State how many lines of the entries include the string "fraction", please, leaving out everything but the number.

STORED DATA:

>>>>>

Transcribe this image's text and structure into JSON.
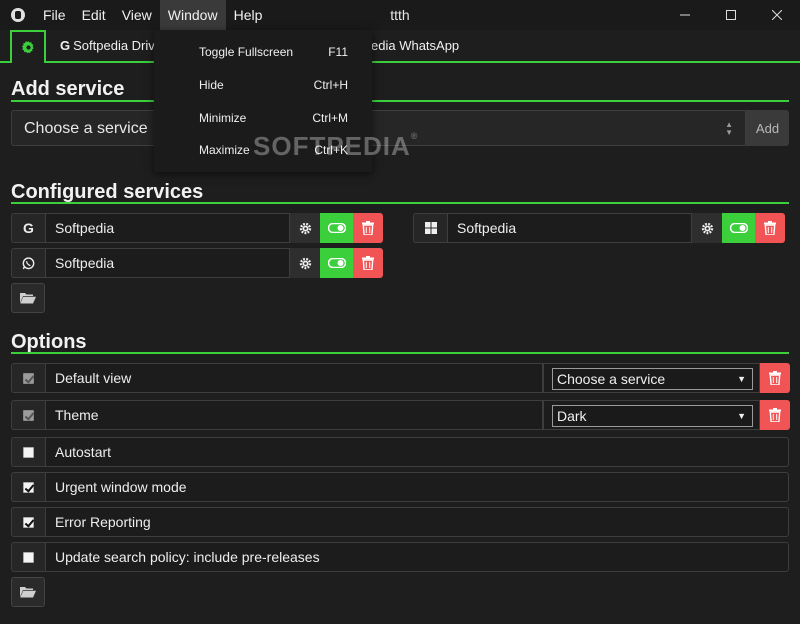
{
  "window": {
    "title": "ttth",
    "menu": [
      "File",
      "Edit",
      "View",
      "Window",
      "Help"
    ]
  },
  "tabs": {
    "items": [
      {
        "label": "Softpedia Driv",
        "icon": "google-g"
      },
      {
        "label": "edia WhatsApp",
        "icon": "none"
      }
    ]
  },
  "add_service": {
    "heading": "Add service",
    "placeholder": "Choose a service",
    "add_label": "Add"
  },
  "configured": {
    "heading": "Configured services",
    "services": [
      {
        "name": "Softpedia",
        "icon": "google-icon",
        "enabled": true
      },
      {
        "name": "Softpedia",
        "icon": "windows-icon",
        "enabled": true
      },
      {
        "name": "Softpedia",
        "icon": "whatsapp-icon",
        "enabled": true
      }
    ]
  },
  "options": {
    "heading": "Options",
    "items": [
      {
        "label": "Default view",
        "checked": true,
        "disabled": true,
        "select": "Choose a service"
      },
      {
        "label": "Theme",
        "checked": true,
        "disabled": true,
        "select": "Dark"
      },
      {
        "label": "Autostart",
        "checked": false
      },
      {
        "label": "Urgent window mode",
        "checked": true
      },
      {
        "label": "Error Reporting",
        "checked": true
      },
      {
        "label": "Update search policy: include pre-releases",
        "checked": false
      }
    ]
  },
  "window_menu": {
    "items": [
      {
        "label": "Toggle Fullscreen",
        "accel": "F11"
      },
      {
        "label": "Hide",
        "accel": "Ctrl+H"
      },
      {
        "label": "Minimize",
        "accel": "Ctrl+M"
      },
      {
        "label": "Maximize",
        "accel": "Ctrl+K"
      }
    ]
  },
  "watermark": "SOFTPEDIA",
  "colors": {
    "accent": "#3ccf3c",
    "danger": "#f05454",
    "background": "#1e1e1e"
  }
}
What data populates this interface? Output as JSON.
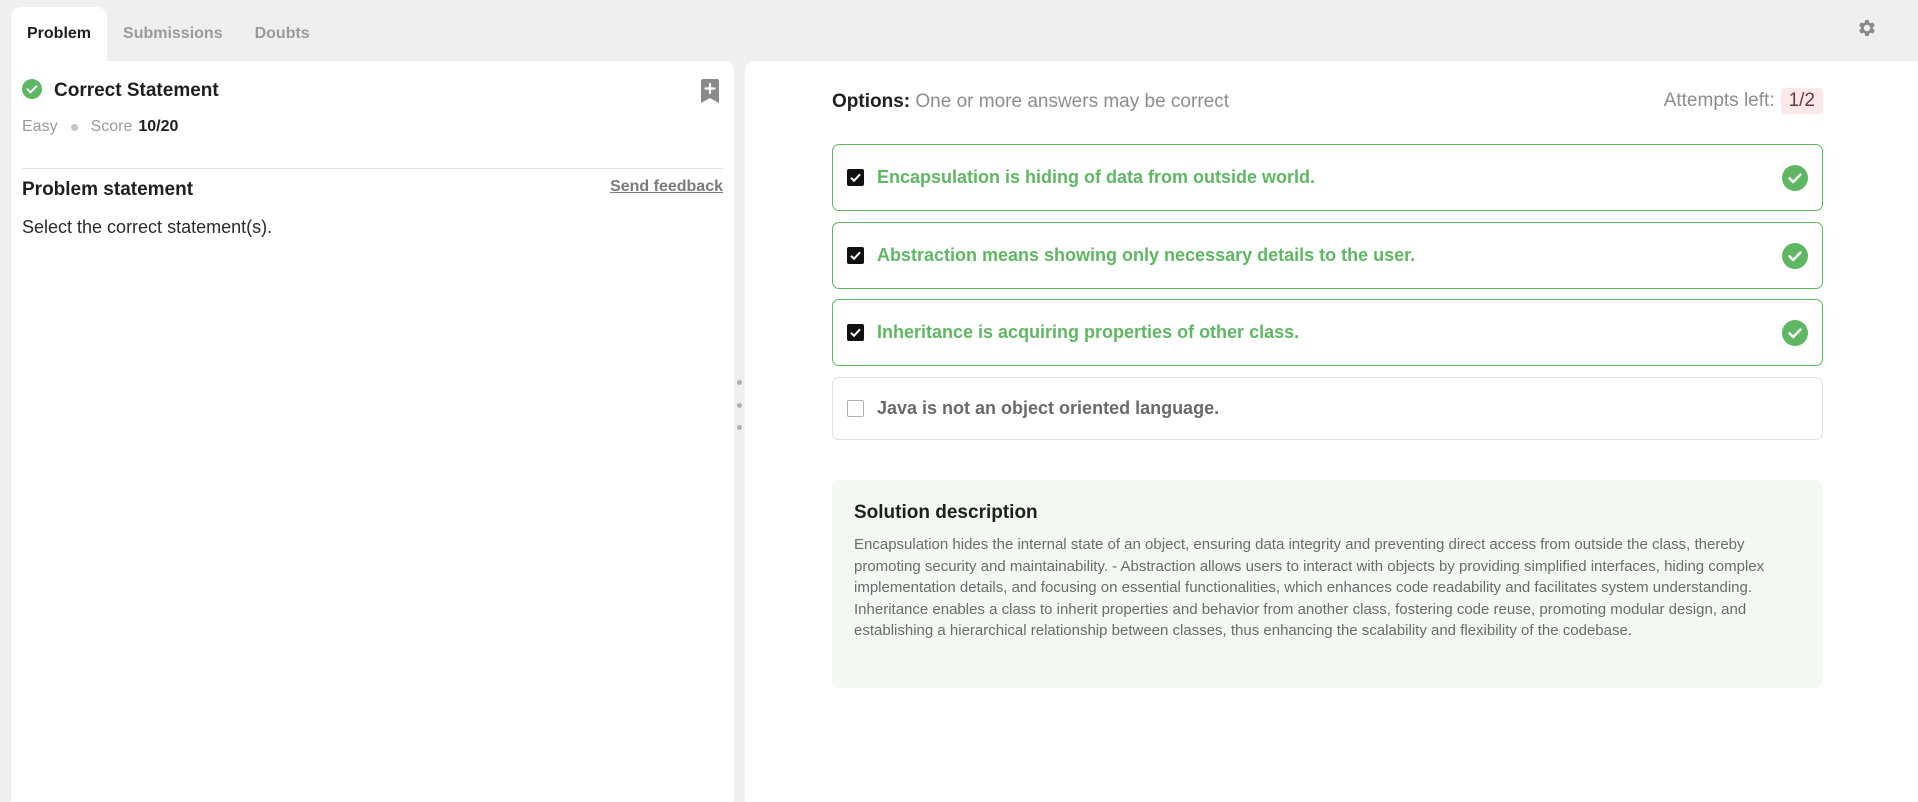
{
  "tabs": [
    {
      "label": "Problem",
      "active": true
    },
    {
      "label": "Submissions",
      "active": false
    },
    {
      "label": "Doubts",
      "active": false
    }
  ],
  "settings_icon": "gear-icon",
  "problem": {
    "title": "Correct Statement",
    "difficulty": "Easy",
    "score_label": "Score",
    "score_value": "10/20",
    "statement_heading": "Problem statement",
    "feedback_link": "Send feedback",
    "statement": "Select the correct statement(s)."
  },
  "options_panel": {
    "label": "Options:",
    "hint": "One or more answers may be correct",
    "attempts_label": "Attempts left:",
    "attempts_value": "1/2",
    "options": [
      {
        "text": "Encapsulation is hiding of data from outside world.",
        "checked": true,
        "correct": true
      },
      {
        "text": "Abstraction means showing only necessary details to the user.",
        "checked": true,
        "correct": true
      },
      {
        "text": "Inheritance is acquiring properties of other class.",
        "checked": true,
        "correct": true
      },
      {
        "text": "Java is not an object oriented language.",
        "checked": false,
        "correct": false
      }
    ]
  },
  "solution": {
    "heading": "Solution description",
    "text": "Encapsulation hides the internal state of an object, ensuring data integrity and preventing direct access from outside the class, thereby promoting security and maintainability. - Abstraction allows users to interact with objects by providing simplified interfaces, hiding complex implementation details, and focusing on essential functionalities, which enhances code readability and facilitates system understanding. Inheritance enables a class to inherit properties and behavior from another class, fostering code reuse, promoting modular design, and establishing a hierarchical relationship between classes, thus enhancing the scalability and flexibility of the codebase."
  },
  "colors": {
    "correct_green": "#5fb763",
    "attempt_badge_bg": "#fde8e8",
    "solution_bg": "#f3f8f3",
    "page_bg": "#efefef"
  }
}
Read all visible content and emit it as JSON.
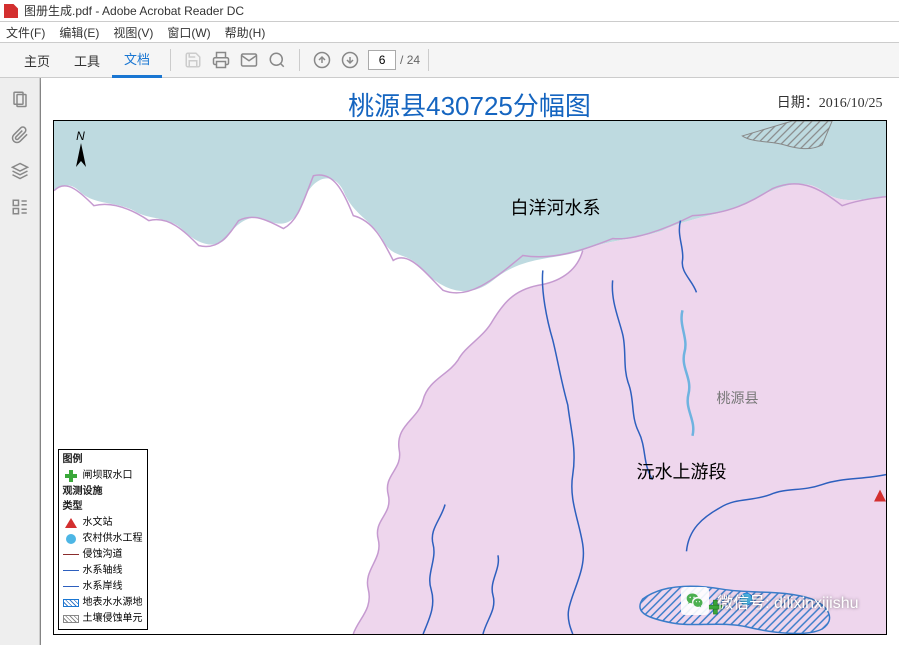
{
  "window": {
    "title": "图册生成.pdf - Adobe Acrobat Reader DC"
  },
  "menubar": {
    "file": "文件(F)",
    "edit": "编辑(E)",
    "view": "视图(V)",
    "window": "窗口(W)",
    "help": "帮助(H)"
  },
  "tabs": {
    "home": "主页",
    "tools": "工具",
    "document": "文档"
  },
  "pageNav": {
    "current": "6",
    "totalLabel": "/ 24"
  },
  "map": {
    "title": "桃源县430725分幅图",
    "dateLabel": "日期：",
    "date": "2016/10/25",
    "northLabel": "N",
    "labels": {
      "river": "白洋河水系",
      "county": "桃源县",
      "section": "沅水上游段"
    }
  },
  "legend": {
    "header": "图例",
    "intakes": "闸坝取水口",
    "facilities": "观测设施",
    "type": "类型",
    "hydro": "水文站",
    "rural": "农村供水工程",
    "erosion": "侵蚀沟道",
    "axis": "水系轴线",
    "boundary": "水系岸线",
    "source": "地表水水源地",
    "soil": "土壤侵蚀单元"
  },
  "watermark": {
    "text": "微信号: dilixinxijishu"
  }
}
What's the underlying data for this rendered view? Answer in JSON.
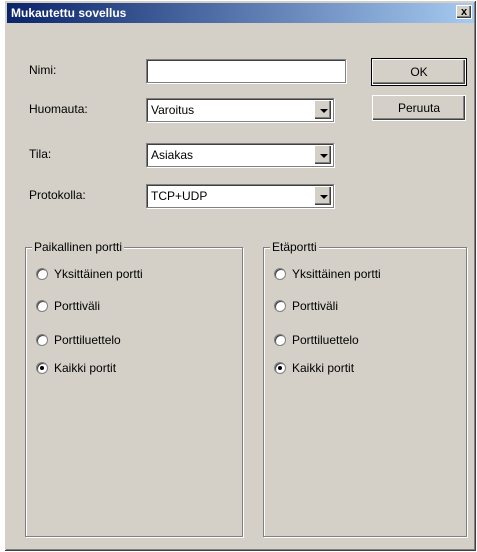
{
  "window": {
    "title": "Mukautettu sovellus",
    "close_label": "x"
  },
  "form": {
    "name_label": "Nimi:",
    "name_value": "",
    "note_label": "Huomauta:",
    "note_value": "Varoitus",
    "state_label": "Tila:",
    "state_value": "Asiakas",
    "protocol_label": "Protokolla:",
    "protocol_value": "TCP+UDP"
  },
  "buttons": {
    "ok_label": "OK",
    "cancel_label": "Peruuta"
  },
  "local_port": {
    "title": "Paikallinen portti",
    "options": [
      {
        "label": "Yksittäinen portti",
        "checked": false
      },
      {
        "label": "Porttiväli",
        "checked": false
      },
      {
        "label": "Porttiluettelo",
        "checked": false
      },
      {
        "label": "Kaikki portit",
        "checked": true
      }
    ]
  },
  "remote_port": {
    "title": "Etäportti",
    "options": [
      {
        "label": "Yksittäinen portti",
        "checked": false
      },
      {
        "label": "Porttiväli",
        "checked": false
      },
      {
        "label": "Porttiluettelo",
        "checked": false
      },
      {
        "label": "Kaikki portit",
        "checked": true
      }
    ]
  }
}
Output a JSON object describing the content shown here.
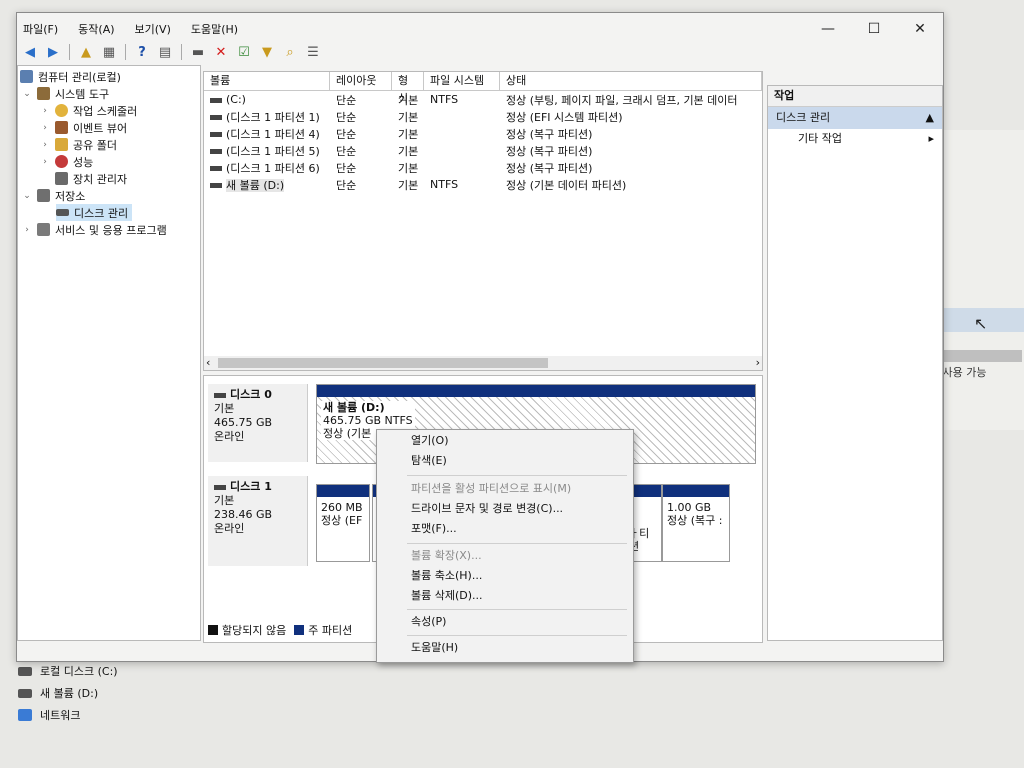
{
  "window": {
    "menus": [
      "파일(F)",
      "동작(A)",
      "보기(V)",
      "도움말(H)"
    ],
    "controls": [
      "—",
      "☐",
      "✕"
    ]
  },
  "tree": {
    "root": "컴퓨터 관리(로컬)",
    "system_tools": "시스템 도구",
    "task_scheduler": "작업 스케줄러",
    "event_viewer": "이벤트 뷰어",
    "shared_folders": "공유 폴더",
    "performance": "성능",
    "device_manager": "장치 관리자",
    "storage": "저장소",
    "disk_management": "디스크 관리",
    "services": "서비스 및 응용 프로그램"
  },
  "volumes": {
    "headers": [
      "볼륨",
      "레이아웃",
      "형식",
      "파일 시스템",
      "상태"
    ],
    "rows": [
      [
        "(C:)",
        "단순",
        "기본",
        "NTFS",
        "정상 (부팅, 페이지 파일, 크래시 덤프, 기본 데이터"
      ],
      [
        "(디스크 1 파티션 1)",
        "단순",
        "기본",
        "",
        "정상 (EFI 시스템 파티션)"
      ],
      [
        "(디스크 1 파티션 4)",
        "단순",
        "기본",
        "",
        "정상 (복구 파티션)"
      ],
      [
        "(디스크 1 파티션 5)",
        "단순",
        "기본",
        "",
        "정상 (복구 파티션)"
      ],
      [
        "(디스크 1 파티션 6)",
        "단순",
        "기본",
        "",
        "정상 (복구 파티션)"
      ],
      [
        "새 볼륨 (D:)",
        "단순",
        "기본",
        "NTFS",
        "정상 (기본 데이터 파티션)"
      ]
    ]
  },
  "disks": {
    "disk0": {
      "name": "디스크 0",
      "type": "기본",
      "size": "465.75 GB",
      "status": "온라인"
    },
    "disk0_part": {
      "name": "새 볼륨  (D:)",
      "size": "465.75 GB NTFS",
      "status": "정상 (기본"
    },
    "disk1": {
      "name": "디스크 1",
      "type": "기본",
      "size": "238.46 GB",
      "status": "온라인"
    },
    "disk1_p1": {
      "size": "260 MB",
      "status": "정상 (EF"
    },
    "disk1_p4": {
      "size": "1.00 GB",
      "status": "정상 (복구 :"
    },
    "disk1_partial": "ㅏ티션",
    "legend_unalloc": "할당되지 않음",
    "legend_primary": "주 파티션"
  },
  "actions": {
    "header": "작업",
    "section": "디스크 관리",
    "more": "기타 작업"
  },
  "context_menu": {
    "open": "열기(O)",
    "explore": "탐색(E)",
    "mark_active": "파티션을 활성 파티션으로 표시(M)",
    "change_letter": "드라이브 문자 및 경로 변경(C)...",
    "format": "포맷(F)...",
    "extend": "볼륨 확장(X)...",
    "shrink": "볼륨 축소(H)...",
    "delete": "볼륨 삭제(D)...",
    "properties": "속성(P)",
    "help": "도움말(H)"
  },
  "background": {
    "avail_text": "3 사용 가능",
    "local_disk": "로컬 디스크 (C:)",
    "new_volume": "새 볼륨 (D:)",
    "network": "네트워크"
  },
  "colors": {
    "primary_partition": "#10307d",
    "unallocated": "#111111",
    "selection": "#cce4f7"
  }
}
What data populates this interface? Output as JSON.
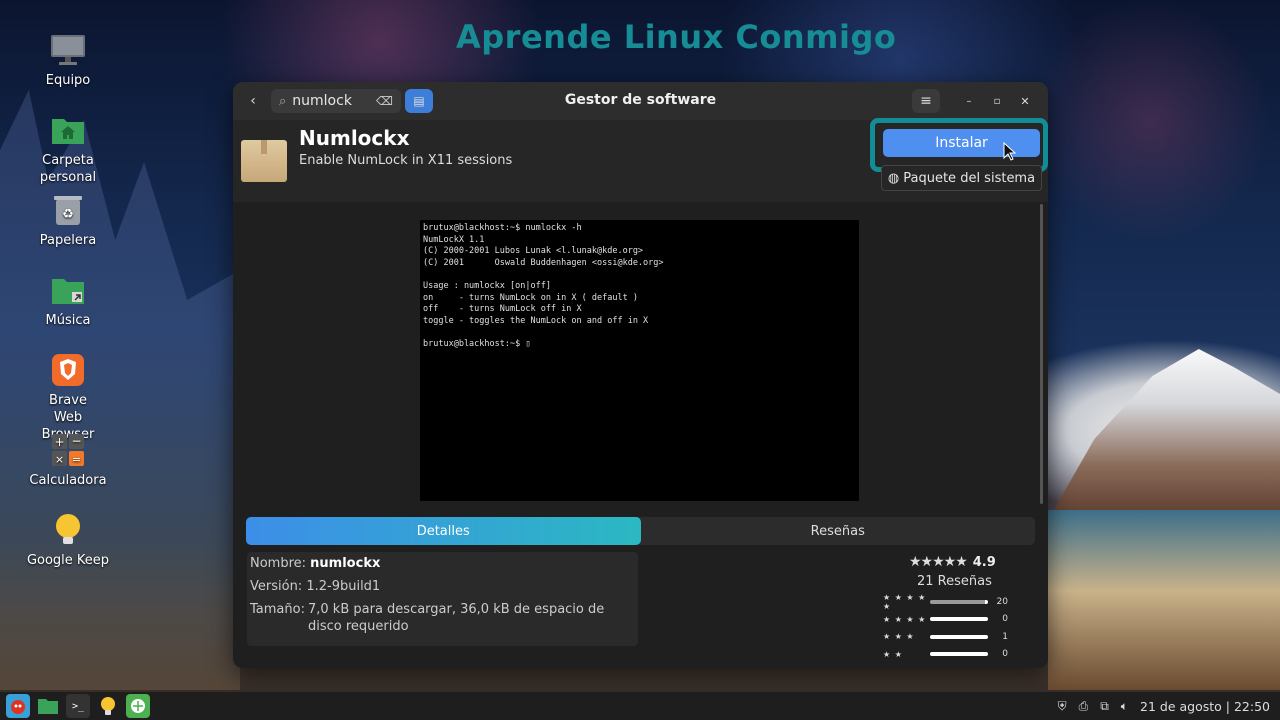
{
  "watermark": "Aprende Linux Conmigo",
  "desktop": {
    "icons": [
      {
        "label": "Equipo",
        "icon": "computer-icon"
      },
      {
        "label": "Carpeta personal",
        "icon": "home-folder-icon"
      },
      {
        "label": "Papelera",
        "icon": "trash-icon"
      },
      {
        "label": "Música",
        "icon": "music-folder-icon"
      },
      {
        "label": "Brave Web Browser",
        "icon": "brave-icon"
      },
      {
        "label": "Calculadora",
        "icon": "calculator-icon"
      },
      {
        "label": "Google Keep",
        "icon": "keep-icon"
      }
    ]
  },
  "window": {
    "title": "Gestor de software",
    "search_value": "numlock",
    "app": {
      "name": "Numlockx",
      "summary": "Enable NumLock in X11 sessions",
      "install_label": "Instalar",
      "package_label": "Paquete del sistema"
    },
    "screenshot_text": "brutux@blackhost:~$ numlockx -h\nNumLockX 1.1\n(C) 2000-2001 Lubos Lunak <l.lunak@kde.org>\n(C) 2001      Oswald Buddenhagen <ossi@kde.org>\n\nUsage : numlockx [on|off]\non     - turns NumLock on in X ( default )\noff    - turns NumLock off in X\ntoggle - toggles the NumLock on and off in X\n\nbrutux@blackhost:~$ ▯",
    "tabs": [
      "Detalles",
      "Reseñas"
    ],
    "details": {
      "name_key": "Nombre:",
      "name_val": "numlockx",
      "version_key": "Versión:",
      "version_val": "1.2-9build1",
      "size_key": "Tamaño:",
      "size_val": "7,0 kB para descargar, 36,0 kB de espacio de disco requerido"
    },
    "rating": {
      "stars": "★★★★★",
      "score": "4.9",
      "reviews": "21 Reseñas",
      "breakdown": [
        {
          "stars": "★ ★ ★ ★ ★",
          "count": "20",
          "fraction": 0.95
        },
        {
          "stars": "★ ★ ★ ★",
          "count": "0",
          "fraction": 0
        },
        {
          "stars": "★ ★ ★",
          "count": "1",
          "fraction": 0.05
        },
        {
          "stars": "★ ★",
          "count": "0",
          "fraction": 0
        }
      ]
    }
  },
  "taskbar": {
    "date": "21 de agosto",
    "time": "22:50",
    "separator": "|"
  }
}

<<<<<

ANSWER TO THIS TASK:
4